= The data =
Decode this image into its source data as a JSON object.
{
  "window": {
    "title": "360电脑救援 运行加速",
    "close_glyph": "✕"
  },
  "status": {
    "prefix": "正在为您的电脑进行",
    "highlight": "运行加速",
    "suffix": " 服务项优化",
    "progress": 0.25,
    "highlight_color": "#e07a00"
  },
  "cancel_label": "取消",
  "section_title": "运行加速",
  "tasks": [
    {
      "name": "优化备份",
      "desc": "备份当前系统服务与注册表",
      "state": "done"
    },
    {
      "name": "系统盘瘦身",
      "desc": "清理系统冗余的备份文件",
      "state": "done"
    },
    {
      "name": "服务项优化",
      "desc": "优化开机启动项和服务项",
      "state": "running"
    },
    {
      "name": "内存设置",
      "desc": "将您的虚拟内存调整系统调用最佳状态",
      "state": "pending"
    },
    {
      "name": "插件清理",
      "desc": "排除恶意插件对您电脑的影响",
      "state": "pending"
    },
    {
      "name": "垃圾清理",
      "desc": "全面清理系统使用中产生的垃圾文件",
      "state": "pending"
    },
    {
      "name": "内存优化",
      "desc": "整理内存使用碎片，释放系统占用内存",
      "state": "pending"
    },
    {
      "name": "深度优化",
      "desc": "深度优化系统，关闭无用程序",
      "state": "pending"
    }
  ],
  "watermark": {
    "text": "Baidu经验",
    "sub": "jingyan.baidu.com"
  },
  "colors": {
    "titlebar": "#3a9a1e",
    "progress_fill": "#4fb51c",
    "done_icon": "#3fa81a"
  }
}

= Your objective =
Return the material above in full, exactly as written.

= Answer area =
Decode this image into its source data as a JSON object.
{
  "window": {
    "title": "360电脑救援 运行加速",
    "close_glyph": "✕"
  },
  "status": {
    "prefix": "正在为您的电脑进行",
    "highlight": "运行加速",
    "suffix": " 服务项优化",
    "progress": 0.25,
    "highlight_color": "#e07a00"
  },
  "cancel_label": "取消",
  "section_title": "运行加速",
  "tasks": [
    {
      "name": "优化备份",
      "desc": "备份当前系统服务与注册表",
      "state": "done"
    },
    {
      "name": "系统盘瘦身",
      "desc": "清理系统冗余的备份文件",
      "state": "done"
    },
    {
      "name": "服务项优化",
      "desc": "优化开机启动项和服务项",
      "state": "running"
    },
    {
      "name": "内存设置",
      "desc": "将您的虚拟内存调整系统调用最佳状态",
      "state": "pending"
    },
    {
      "name": "插件清理",
      "desc": "排除恶意插件对您电脑的影响",
      "state": "pending"
    },
    {
      "name": "垃圾清理",
      "desc": "全面清理系统使用中产生的垃圾文件",
      "state": "pending"
    },
    {
      "name": "内存优化",
      "desc": "整理内存使用碎片，释放系统占用内存",
      "state": "pending"
    },
    {
      "name": "深度优化",
      "desc": "深度优化系统，关闭无用程序",
      "state": "pending"
    }
  ],
  "watermark": {
    "text": "Baidu经验",
    "sub": "jingyan.baidu.com"
  },
  "colors": {
    "titlebar": "#3a9a1e",
    "progress_fill": "#4fb51c",
    "done_icon": "#3fa81a"
  }
}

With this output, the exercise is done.